When SIGFOX executive Thomas Nicholls thinks about the Internet of Things, he sees its greatest strength as being similar to one of Superman’s powers. “Superman could hear a call for help through walls and at a far distance,” he said. “That’s what IoT is. It’s about enabling us to know what’s happening in the physical world and respond. And it will change and disrupt all industries.” In a CES discussion moderated by Mobile Ecosystem Forum executive Rick Fant, participants predicted that IoT is about to shift into high gear.
“I think we’re in a period of five years of chaos,” said Gartner analyst Ken Dulaney. Mobile Ecosystem managing director Mark Lowenstein agrees. “There will be a multiplicity of ecosystems or verticals, many more devices, and a lot of networks to propel innovation,” he said. “It’ll be messy. Things will get worse before they get better.”
Fant calls the term Internet of Things “absurdly broad,” and Dulaney agrees. “We’re really doing ourselves a disservice [with that description] and we have to start talking about markets,” he said. CES 2016’s main showcase for wearables at the Sands did divide them by market segment, Dulaney noted, a step in the right direction.
Data, not devices, is the real value proposition of IoT, noted many panelists. Dulaney believes, for that reason, the companies that currently monetize data will be the financial giants of IoT. Quantifying the size of the market by the numbers of IoT devices, however, was irrelevant to all the panelists, as opposed to the many market segments it will enter.
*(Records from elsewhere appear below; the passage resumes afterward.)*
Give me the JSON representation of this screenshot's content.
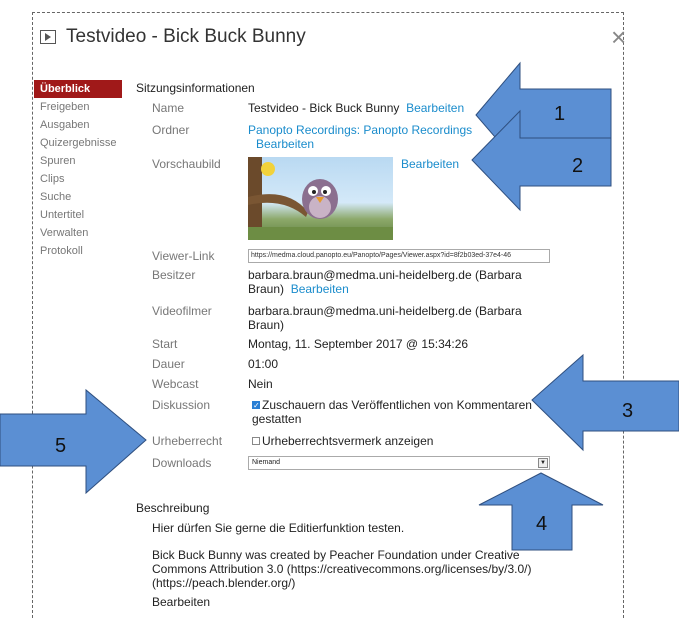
{
  "window": {
    "title": "Testvideo - Bick Buck Bunny",
    "close": "×"
  },
  "sidebar": {
    "items": [
      {
        "label": "Überblick"
      },
      {
        "label": "Freigeben"
      },
      {
        "label": "Ausgaben"
      },
      {
        "label": "Quizergebnisse"
      },
      {
        "label": "Spuren"
      },
      {
        "label": "Clips"
      },
      {
        "label": "Suche"
      },
      {
        "label": "Untertitel"
      },
      {
        "label": "Verwalten"
      },
      {
        "label": "Protokoll"
      }
    ]
  },
  "session": {
    "heading": "Sitzungsinformationen",
    "name_label": "Name",
    "name_value": "Testvideo - Bick Buck Bunny",
    "name_edit": "Bearbeiten",
    "folder_label": "Ordner",
    "folder_value": "Panopto Recordings: Panopto Recordings",
    "folder_edit": "Bearbeiten",
    "thumb_label": "Vorschaubild",
    "thumb_edit": "Bearbeiten",
    "viewer_label": "Viewer-Link",
    "viewer_value": "https://medma.cloud.panopto.eu/Panopto/Pages/Viewer.aspx?id=8f2b03ed-37e4-46",
    "owner_label": "Besitzer",
    "owner_value_1": "barbara.braun@medma.uni-heidelberg.de (Barbara",
    "owner_value_2": "Braun)",
    "owner_edit": "Bearbeiten",
    "videographer_label": "Videofilmer",
    "videographer_value_1": "barbara.braun@medma.uni-heidelberg.de (Barbara",
    "videographer_value_2": "Braun)",
    "start_label": "Start",
    "start_value": "Montag, 11. September 2017 @ 15:34:26",
    "duration_label": "Dauer",
    "duration_value": "01:00",
    "webcast_label": "Webcast",
    "webcast_value": "Nein",
    "discussion_label": "Diskussion",
    "discussion_text_1": "Zuschauern das Veröffentlichen von Kommentaren",
    "discussion_text_2": "gestatten",
    "discussion_checked": true,
    "copyright_label": "Urheberrecht",
    "copyright_text": "Urheberrechtsvermerk anzeigen",
    "copyright_checked": false,
    "downloads_label": "Downloads",
    "downloads_value": "Niemand"
  },
  "description": {
    "heading": "Beschreibung",
    "line1": "Hier dürfen Sie gerne die Editierfunktion testen.",
    "line2a": "Bick Buck Bunny was created by Peacher Foundation under Creative",
    "line2b": "Commons Attribution 3.0 (https://creativecommons.org/licenses/by/3.0/)",
    "line2c": "(https://peach.blender.org/)",
    "edit": "Bearbeiten"
  },
  "annotations": {
    "n1": "1",
    "n2": "2",
    "n3": "3",
    "n4": "4",
    "n5": "5",
    "arrow_color": "#5b8fd3"
  }
}
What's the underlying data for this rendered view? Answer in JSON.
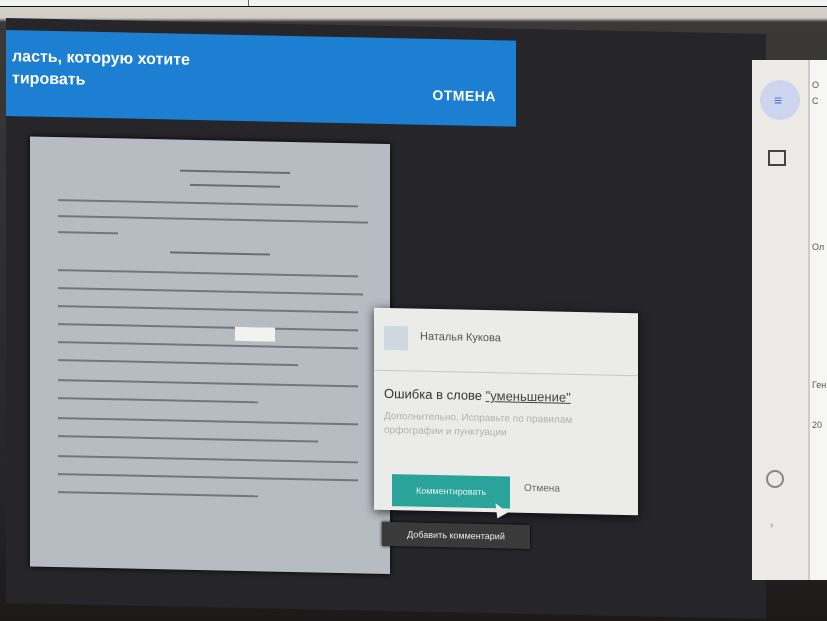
{
  "banner": {
    "message_line1": "ласть, которую хотите",
    "message_line2": "тировать",
    "cancel_label": "ОТМЕНА"
  },
  "comment_popup": {
    "author": "Наталья Кукова",
    "error_prefix": "Ошибка в слове ",
    "error_word": "\"уменьшение\"",
    "description": "Дополнительно. Исправьте по правилам орфографии и пунктуации",
    "primary_button_label": "Комментировать",
    "secondary_button_label": "Отмена",
    "tooltip": "Добавить комментарий"
  },
  "right_panel": {
    "labels": [
      "О",
      "С",
      "Ол",
      "Ген",
      "20"
    ]
  },
  "icons": {
    "doc_icon": "document-icon",
    "side_icon": "panel-icon"
  },
  "colors": {
    "banner": "#1d7fd2",
    "primary_button": "#2aa39a"
  }
}
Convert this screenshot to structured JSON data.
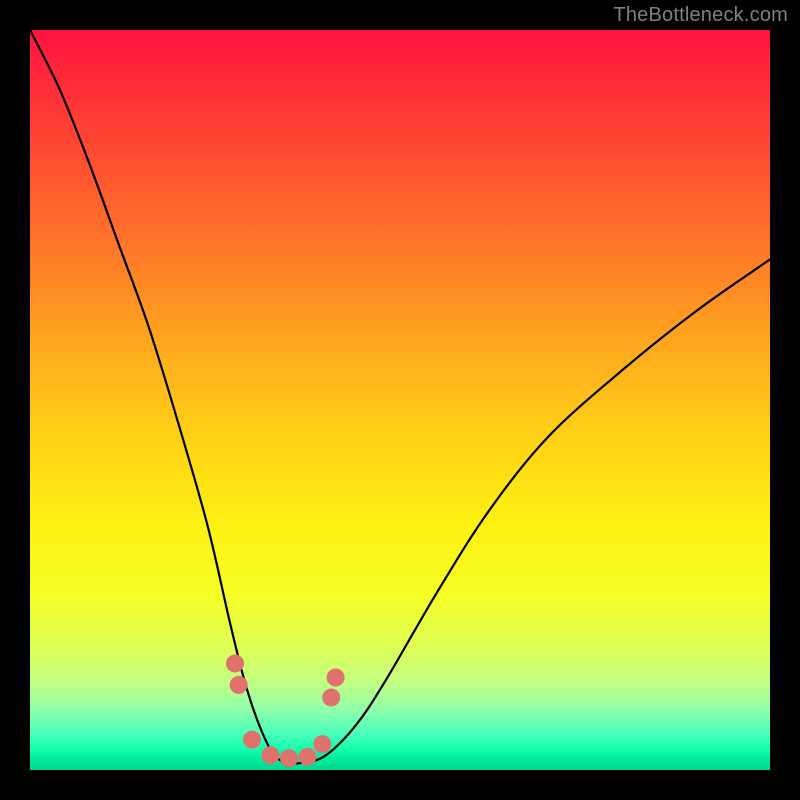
{
  "watermark": "TheBottleneck.com",
  "chart_data": {
    "type": "line",
    "title": "",
    "xlabel": "",
    "ylabel": "",
    "xlim": [
      0,
      1
    ],
    "ylim": [
      0,
      1
    ],
    "series": [
      {
        "name": "bottleneck-curve",
        "x": [
          0.0,
          0.04,
          0.08,
          0.12,
          0.16,
          0.2,
          0.24,
          0.27,
          0.29,
          0.31,
          0.33,
          0.35,
          0.37,
          0.4,
          0.44,
          0.48,
          0.55,
          0.62,
          0.7,
          0.8,
          0.9,
          1.0
        ],
        "values": [
          1.0,
          0.92,
          0.82,
          0.71,
          0.6,
          0.47,
          0.33,
          0.2,
          0.12,
          0.06,
          0.02,
          0.01,
          0.01,
          0.02,
          0.06,
          0.12,
          0.24,
          0.35,
          0.45,
          0.54,
          0.62,
          0.69
        ]
      }
    ],
    "markers": {
      "x": [
        0.277,
        0.282,
        0.3,
        0.325,
        0.35,
        0.375,
        0.395,
        0.407,
        0.413
      ],
      "values": [
        0.144,
        0.115,
        0.041,
        0.02,
        0.016,
        0.018,
        0.035,
        0.098,
        0.125
      ]
    },
    "gradient_bands": {
      "colors_top_to_bottom": [
        "#ff123f",
        "#ffef12",
        "#00d890"
      ],
      "meaning": "red=high bottleneck, green=no bottleneck"
    }
  }
}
“If it’s billions, it’s a good thing,” said Lowenstein. “It’s important to recognize that IoT’s distinct verticals will be hard to quantify. Who will be the reporting entities?”
Is there a need for a single standard for IoT? “I get asked about the alphabet soup of standards all the time and what to use to develop products,” said Thread Group executive Sujata Neidig. “IoT is so broad you can’t have a single technology or standard to address all the use cases and business models. I believe an open system will enable more to be built in the marketplace, which will narrow down the number of standards. But you’ll never get down to one standard.”
Nicholls describes the importance not just of an open standard but IP-compatibility. “With regards to standards for connectivity, if we try to impose too many standards right now, it wouldn’t make a lot of sense,” he said. “Let’s ensure we have an open approach to implement the ideas at the right cost and the right scale, and standards will emerge.”
In a physical world of connected devices, privacy becomes nearly impossible. “My theory is that I believe privacy is gone,” said Dulaney. “We need to focus our laws on how a person is protected if he comes into court.” Fant noted that Facebook postings have been used in court. But Nicholls also points out that, as IoT expands, so do the questions. “There are aspects of privacy we can’t grasp today.”